To launch the Metasploit Framework image, use a command like this:

sudo  docker run --rm -it -p 443:443 -v ~/.msf4:/root/.msf4 -v /tmp/msf:/tmp/data remnux/metasploit

The -p parameter exposes the ports on which you expect to receive inbound connections from reverse shells and such. Once the app starts, run the desired Metasploit command, such as “msfconsole” inside its container.

After running the image, you’ll have files from your Metasploit session in the ~/.msf4 and /tmp/msf directories on your host. The next time you run the app, it will pick up from where it left off by reading the files in those locations. If you wish to start from scratch, remove those directories (sudo rm -rf ~/.msf4 /tmp/msf).

In addition to including Metasploit Framework, the image also includes Nmap, NASM and tmux. For more and examples related to this container, see Run Metasploit Framework as a Docker Container Without Installation Pains.

Help expand this collection! You can put together Dockerfile configs for building Docker images of malware analysis applications that are not yet present in the repository.

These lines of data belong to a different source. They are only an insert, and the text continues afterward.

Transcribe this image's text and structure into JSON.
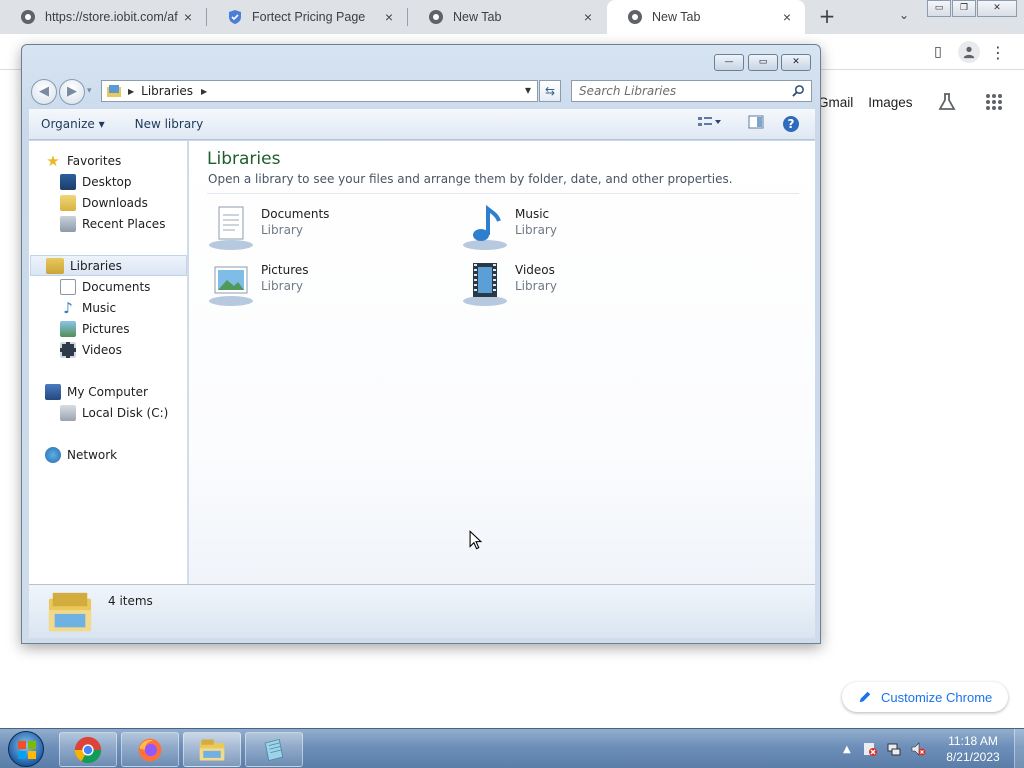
{
  "browser": {
    "tabs": [
      {
        "title": "https://store.iobit.com/af",
        "close": "×"
      },
      {
        "title": "Fortect Pricing Page",
        "close": "×"
      },
      {
        "title": "New Tab",
        "close": "×"
      },
      {
        "title": "New Tab",
        "close": "×",
        "active": true
      }
    ],
    "new_tab_symbol": "+",
    "tab_menu_symbol": "⌄",
    "links": {
      "gmail": "Gmail",
      "images": "Images"
    },
    "customize_label": "Customize Chrome"
  },
  "explorer": {
    "title_controls": {
      "minimize": "—",
      "maximize": "▭",
      "close": "✕"
    },
    "address": {
      "root_arrow": "▶",
      "path": "Libraries",
      "path_arrow": "▶",
      "dropdown": "▾"
    },
    "search": {
      "placeholder": "Search Libraries"
    },
    "commands": {
      "organize": "Organize ▾",
      "new_library": "New library"
    },
    "nav": {
      "favorites": {
        "label": "Favorites",
        "items": [
          "Desktop",
          "Downloads",
          "Recent Places"
        ]
      },
      "libraries": {
        "label": "Libraries",
        "items": [
          "Documents",
          "Music",
          "Pictures",
          "Videos"
        ]
      },
      "computer": {
        "label": "My Computer",
        "items": [
          "Local Disk (C:)"
        ]
      },
      "network": {
        "label": "Network"
      }
    },
    "content": {
      "title": "Libraries",
      "subtitle": "Open a library to see your files and arrange them by folder, date, and other properties.",
      "libraries": [
        {
          "name": "Documents",
          "type": "Library",
          "icon": "documents-library-icon"
        },
        {
          "name": "Music",
          "type": "Library",
          "icon": "music-library-icon"
        },
        {
          "name": "Pictures",
          "type": "Library",
          "icon": "pictures-library-icon"
        },
        {
          "name": "Videos",
          "type": "Library",
          "icon": "videos-library-icon"
        }
      ]
    },
    "details": {
      "item_count": "4 items"
    }
  },
  "taskbar": {
    "clock_time": "11:18 AM",
    "clock_date": "8/21/2023",
    "pinned": [
      "chrome-icon",
      "firefox-icon",
      "explorer-icon",
      "notepad-icon"
    ]
  }
}
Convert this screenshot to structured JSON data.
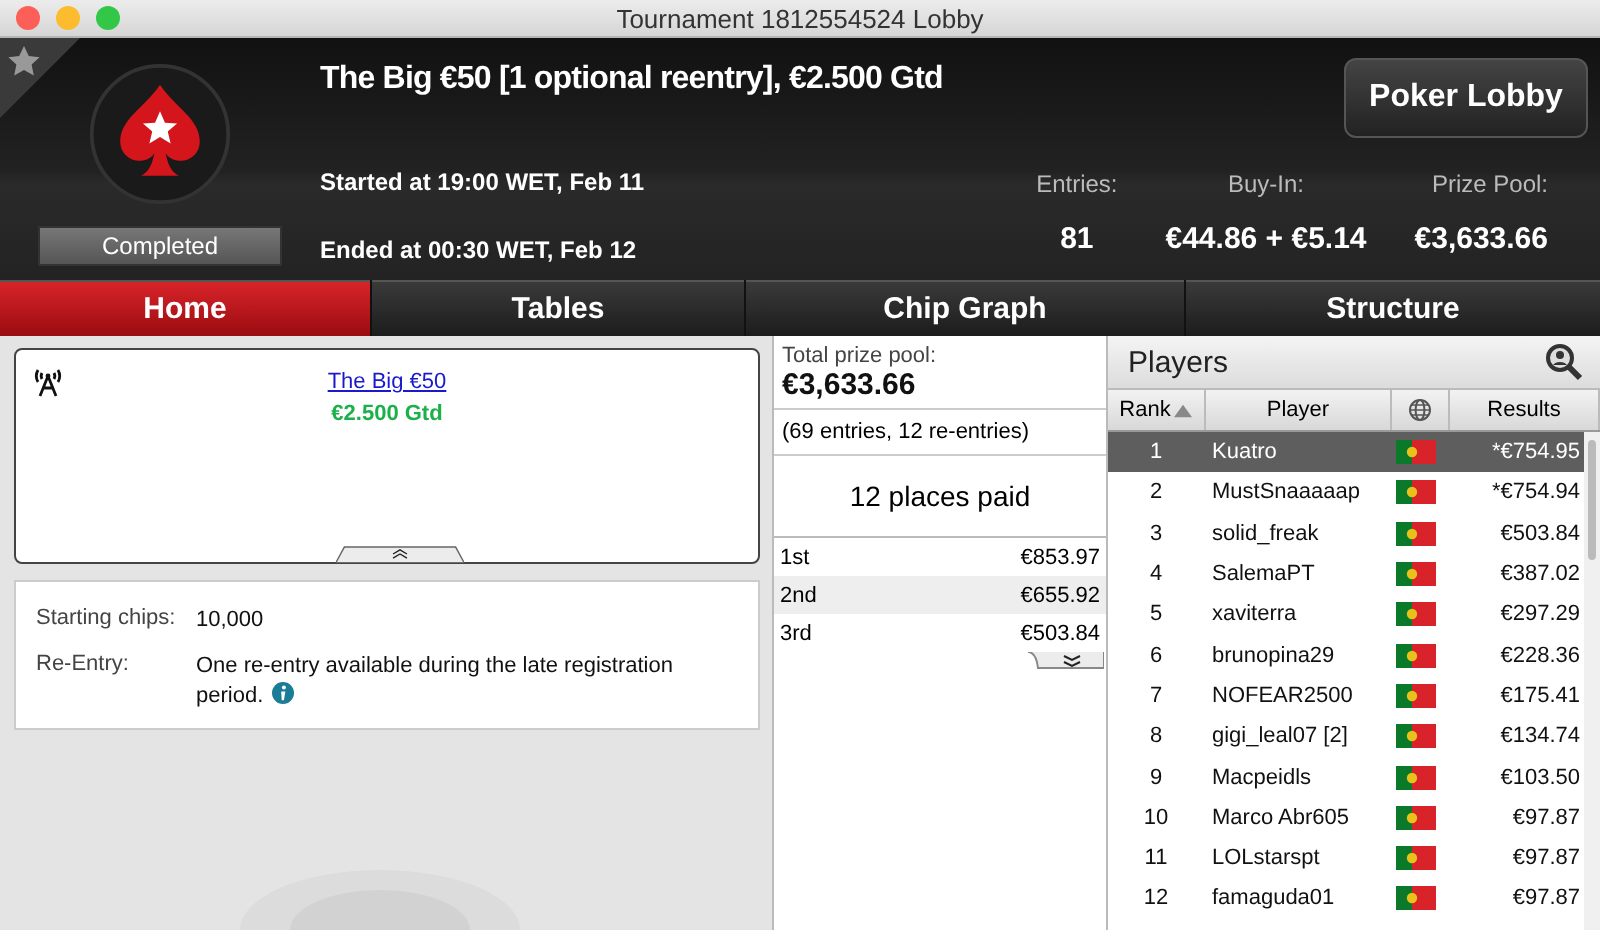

To do this, follow the guidelines in the article Creating Docker Images for REMnux.

GCHQ CyberChef Analysis Tool: remnux/cyberchef

This Docker image encapsulates the CyberChef multi-purpose analysis tool by GCHQ, which is a web-based app for “encryption, encoding, compression and data analysis.”

To run this image in the background after installing Docker, use the following command:

sudo docker run -d -p 8080:80 remnux/cyberchef

Then, connect to http://localhost:8080 using your web browser. To stop the container, use Docker’s ps and stop commands.